What does it mean to know thyself, or to be true to thyself? While there are a variety of philosophical slants, in simple, it means to follow one’s heart, desires, intentions, goals, and quests. Frederick Neitzsche described it as “… (the) one thing (that) is needful: that a human being should attain satisfaction with himself… only then is a human being at all tolerable to behold. Whoever is dissatisfied with himself is continually ready for revenge, and we others will be his victims…” In other words, if a person is swayed from following his or her desires, then they are apt to contain within themselves a heart of resentment.
What if my child fails? Is it not better to have failed, than never having attempted a desire of one’s life? As a society, we need to stop seeing failure as a bad thing. Failure is merely a landmark of a task attempted, no more than success is a landmark of a task achieved. Moreover, landmarks are simply the place within our lives that we have attempted to live. “Your life, the essence of your being, is not based on your own successes or failures, nor is it based on the successes or failures of anyone involved directly or indirectly in your life.” (Brown, 2010, p. 19)
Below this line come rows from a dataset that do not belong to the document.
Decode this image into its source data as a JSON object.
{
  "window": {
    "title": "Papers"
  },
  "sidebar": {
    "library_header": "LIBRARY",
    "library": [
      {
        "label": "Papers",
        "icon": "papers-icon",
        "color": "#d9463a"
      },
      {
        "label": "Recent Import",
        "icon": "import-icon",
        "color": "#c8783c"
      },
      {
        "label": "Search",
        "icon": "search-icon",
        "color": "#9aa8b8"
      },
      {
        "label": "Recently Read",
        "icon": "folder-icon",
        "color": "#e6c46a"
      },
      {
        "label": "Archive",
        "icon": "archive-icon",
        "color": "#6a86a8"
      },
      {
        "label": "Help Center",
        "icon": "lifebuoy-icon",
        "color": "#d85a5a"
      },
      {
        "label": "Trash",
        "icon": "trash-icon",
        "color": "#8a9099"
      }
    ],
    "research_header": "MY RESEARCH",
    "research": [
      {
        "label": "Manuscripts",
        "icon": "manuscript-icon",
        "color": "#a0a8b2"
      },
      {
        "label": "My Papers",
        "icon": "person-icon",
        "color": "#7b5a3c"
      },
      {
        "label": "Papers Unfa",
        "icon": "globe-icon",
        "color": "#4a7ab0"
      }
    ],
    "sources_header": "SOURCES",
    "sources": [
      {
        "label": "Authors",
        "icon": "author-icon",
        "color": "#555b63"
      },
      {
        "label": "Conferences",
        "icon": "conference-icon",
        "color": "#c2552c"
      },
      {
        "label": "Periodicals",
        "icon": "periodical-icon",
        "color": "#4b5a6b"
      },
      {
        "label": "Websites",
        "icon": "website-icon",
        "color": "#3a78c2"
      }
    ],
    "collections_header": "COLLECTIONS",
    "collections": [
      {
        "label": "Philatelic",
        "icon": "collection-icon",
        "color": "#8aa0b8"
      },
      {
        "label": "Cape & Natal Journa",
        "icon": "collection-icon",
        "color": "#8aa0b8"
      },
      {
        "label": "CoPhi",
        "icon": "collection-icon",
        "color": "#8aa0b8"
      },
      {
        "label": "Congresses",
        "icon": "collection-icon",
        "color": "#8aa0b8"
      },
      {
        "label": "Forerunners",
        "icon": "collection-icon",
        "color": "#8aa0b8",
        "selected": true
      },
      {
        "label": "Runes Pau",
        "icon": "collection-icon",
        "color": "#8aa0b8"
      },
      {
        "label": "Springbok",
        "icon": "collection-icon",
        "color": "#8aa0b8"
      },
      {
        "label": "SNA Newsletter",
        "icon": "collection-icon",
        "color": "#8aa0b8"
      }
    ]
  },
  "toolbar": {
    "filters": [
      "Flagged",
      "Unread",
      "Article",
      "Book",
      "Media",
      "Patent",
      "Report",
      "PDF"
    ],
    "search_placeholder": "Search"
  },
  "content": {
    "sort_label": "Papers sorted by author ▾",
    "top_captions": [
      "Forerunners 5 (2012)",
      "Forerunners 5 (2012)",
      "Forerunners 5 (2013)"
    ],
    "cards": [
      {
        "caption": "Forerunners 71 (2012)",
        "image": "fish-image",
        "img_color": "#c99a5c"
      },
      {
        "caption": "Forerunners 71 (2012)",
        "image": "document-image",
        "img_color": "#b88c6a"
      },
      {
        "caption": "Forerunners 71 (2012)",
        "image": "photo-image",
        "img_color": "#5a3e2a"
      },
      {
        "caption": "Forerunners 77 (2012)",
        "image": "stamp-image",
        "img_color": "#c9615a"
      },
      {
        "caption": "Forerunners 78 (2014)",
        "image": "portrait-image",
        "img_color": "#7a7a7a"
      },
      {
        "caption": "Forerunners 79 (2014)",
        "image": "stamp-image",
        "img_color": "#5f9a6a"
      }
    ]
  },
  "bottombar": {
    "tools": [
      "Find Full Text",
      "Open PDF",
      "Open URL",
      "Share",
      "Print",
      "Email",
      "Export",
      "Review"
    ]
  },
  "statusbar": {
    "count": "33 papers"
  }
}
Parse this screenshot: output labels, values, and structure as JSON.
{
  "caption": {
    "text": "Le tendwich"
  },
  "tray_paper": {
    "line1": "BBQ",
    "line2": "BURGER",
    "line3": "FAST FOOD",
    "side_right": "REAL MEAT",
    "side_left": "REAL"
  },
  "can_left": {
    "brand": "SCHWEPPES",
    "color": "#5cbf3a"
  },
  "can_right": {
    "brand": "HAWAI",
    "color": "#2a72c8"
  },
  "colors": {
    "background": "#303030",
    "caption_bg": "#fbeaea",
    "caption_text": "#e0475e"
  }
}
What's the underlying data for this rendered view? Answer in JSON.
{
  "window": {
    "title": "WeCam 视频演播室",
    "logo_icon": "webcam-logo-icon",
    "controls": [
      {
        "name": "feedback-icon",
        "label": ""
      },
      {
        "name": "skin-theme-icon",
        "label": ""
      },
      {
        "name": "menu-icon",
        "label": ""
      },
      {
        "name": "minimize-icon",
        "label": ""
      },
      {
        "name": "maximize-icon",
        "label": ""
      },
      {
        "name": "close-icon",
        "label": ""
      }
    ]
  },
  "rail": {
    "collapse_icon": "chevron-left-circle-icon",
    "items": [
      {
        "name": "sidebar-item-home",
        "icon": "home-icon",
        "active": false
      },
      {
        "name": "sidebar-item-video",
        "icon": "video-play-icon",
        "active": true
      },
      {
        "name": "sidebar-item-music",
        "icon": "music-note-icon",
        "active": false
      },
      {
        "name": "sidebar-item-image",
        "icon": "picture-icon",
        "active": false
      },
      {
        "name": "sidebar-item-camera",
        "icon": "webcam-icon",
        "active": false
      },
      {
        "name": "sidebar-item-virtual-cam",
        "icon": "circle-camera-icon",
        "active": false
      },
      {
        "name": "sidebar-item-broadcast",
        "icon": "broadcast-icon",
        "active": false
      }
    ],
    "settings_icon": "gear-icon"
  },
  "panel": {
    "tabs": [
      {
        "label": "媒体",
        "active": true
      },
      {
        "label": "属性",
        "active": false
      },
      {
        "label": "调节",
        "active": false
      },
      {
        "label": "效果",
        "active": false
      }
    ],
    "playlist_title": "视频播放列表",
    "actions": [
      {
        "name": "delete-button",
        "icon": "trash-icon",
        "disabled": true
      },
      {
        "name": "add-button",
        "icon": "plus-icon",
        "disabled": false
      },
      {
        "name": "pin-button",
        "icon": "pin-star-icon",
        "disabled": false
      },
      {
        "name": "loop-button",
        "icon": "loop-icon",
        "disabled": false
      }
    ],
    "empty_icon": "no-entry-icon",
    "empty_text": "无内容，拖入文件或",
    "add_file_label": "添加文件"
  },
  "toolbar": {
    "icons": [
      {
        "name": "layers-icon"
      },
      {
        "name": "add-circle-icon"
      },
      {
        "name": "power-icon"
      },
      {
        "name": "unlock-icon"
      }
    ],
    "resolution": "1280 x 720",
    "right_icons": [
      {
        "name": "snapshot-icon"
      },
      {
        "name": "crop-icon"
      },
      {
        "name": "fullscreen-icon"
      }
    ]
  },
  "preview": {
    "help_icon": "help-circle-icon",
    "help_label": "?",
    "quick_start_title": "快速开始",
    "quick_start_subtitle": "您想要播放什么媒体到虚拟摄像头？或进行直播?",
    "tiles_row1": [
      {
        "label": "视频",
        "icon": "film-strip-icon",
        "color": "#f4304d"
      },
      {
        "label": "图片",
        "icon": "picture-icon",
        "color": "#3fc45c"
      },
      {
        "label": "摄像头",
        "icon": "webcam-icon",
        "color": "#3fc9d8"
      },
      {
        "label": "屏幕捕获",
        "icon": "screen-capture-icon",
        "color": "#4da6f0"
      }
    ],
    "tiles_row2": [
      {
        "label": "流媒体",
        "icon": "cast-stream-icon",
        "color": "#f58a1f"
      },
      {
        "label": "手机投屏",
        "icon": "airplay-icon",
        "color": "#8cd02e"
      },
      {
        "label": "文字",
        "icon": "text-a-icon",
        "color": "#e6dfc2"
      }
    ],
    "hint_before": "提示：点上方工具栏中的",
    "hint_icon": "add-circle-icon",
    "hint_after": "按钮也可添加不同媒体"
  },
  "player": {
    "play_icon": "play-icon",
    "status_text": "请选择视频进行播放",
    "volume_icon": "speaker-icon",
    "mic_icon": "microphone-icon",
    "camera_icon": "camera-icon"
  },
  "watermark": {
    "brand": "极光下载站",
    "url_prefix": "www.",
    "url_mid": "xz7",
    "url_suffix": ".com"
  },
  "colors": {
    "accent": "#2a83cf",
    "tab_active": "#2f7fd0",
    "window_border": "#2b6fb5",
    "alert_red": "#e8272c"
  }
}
Children should be encouraged to pursue their dreams. If you disagree with your child’s choices, ambitions, dreams, or desires, discuss your concerns, but do not place a damper on your child’s internal drive. A child’s flame of desire rarely can be distinguished by a peer, however, a parental figure or teacher can act as an extinguisher nullifying the flame. Children need you to be their greatest advocate and ally.
If a child fails, encourage them to get up, dust themselves off, and to review their pursuits. In some cases, failure makes the child aware that they might reconsider the pathway of their pursuits. In other cases, failure ignites the child’s flame of desire, setting it ablaze making the desire a deepened goal of that child. A child should always be complimented and praised for attempting a pursuit. A child should never be scolded, made to feel worthless, devalued, pathetic, or incapable. If a child fails to reach a goal, encourage the child, remembering to compliment the child’s ambition to pursue a particular task.
Finally, “life is a combination of our positive and negative choices.” (Brown, 2010, p. 17) Whether our choices bring about perceived failure or success, we should always be reassured that our goodness lies within. We need to be the directors of our screenplay called life. If we are being true unto our own person, then we will pursue the diligence of our heart, mind, and spirit.
Brown, A. D. (2010) Waiting to live: IUniverse.
Maslow, A. H. (1943). A Theory of Human Motivation, Psychological Review 50, 370-96.
Maslow, A. H. (1970). Motivation and personality (2nd ed.). New York: Harper & Row.
Pearson, K. A., Large, D. (2006) The Nietzsche reader: John Wiley & Sons
Skinner, N., Brewer, N. (2002) The dynamics of threat and challenge appraisals prior to stressful achievements. Journal of Personality and Social Psychology. 83 (3) 678-92.
*The views expressed by our authors are personal opinions and do not necessarily reflect the views of the CCPA